AH, THE Baltimore sports scene. We have pro football's Ravens, dem O's, the Maryland Terrapins in football and basketball.
There's the Preakness and lacrosse and jousting, the state sport. And then, there's the newest addition: bashing Ed Norris.
Remember Norris? From April 2000 until this past December he was Baltimore's police commissioner, praised by many for a sharp reduction in the crime rate. Others weren't as kind. Some held -- and no doubt continue to hold -- a grudge against Norris because of his gender and color, two things over which he had no control.
Others railed against him for spending thousands of dollars on meals, gifts and trips from a police discretionary fund. Even today, there are radio talk-show hosts who continue to excoriate Norris for accepting the resignation of Maj. Donald Healy, who wrote a memo ordering that all black males in the vicinity of a recent rape be stopped. From the way the talk-radio guys rant, you'd think there was really something in the Supreme Court's 1968 Terry vs. Ohio ruling -- which allowed police stops for "reasonable suspicion" of a crime being committed -- that specified race as a "reasonable suspicion." I assure them there isn't.
You'd think, with Norris resigning as Baltimore police commissioner to become superintendent of the state police, that critics would be happy. But the Norris-bashing continues, and this time it comes from an unlikely source: Mayor Martin O'Malley, the guy who brought Norris to Baltimore and made him the police commissioner.
Here's O'Malley on Norris, according to news articles by Sun reporters Tom Pelton, Del Quentin Wilber and Jamie Stiehm.
"The last time I spoke to Commissioner Norris was right after ... he left without giving any notice."

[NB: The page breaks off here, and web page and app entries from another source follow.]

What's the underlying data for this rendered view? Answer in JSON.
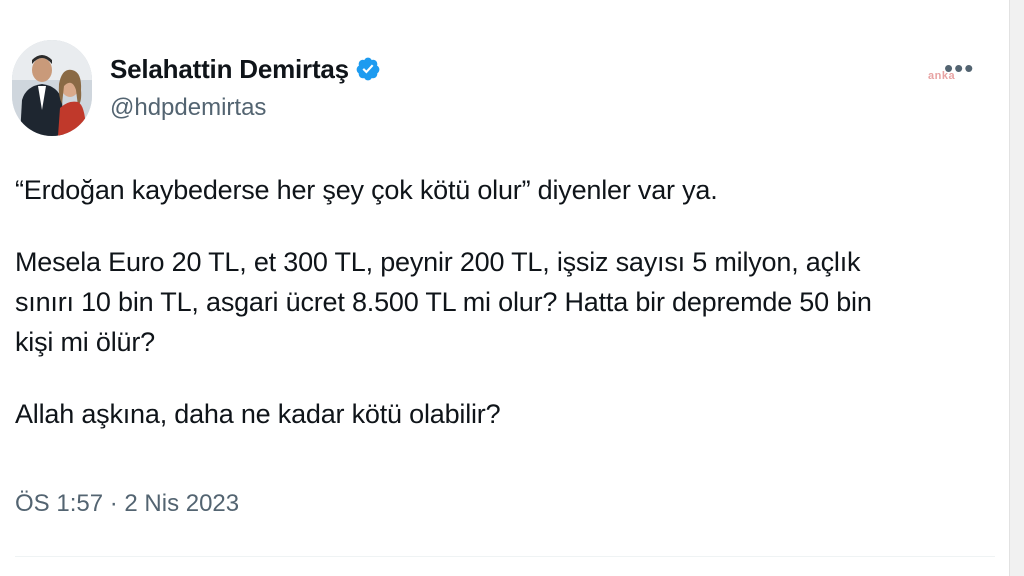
{
  "author": {
    "display_name": "Selahattin Demirtaş",
    "handle": "@hdpdemirtas",
    "verified_color": "#1d9bf0"
  },
  "menu": {
    "more_label": "•••"
  },
  "watermark": {
    "text": "anka"
  },
  "tweet": {
    "paragraphs": [
      "“Erdoğan kaybederse her şey çok kötü olur” diyenler var ya.",
      "Mesela Euro 20 TL, et 300 TL, peynir 200 TL, işsiz sayısı 5 milyon, açlık\nsınırı 10 bin TL, asgari ücret 8.500 TL mi olur? Hatta bir depremde 50 bin\nkişi mi ölür?",
      "Allah aşkına, daha ne kadar kötü olabilir?"
    ],
    "timestamp": "ÖS 1:57 · 2 Nis 2023"
  }
}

"There were a lot of council members who cast tough votes to confirm and then reconfirm Norris, and they understandably feel like we got yahoo'ed by this out-of-towner. Define yahoo'ed as `to be fleeced and taken advantage of.'"
Other city officials dropped subtle hints criticizing what they perceive as Norris' premature departure. Here's 3rd District Councilman Kenneth Harris:
"We just need to make sure we have someone who is committed to the city and won't leave a year later."
A testy lot, these city honchos. At least when it comes to police commissioners sticking around. You'd think, with Baltimore's history, they'd be pleased with top cops who depart early. The mayor, a Montgomery County transplant, may not remember the era of Commissioner Donald Pomerleau, who became ensconced in the office in 1966 and refused to budge for 16 years.
Pomerleau brought to the office megalomania, arrogance and a passion for spying on law-abiding citizens too left-of-center for his tastes. I spent many a night praying that that character would retire. The experience left me with a passion for commissioners who leave within two to five years.
Nowhere in the criticism of Norris' early departure is there mention of one Col. Ronald Daniel, O'Malley's first police chief. Daniel jetted after only 57 days and received not one of the slings and arrows that have been hurled at Norris.
Part of that is because of the double standard Norris has faced since he arrived -- one that, for all we know, he grew tired of and may have contributed to his early departure. Daniel is black and, apparently, judged by different criteria than Norris. When Norris fired two high-ranking black officers, his critics raked him over the coals and the City Council -- punt-on-first-down central -- had him come before the body to explain.
Daniel canned more black command staffers than Norris did, without even a hint of criticism.
One thing Daniel and Norris had in common is this: Both were considered excellent, highly qualified commissioners. Both left the O'Malley administration early. Do you think anybody in city government will have the guts to ask O'Malley, "Mr. Mayor, might the problem be you?"
In contrast to the barbs O'Malley has hurled at him, Norris had this to say about O'Malley: "You've still got a great mayor who cares about the city," Norris said this week. "He's one of the great leaders in the country."
On that, Norris is correct. O'Malley is much too great a leader to engage in the pettiness he has shown since Norris made his decision. It's best the mayor move on and let new Commissioner Kevin Clark be, according to Norris, "a great crime fighter and the right guy for the job."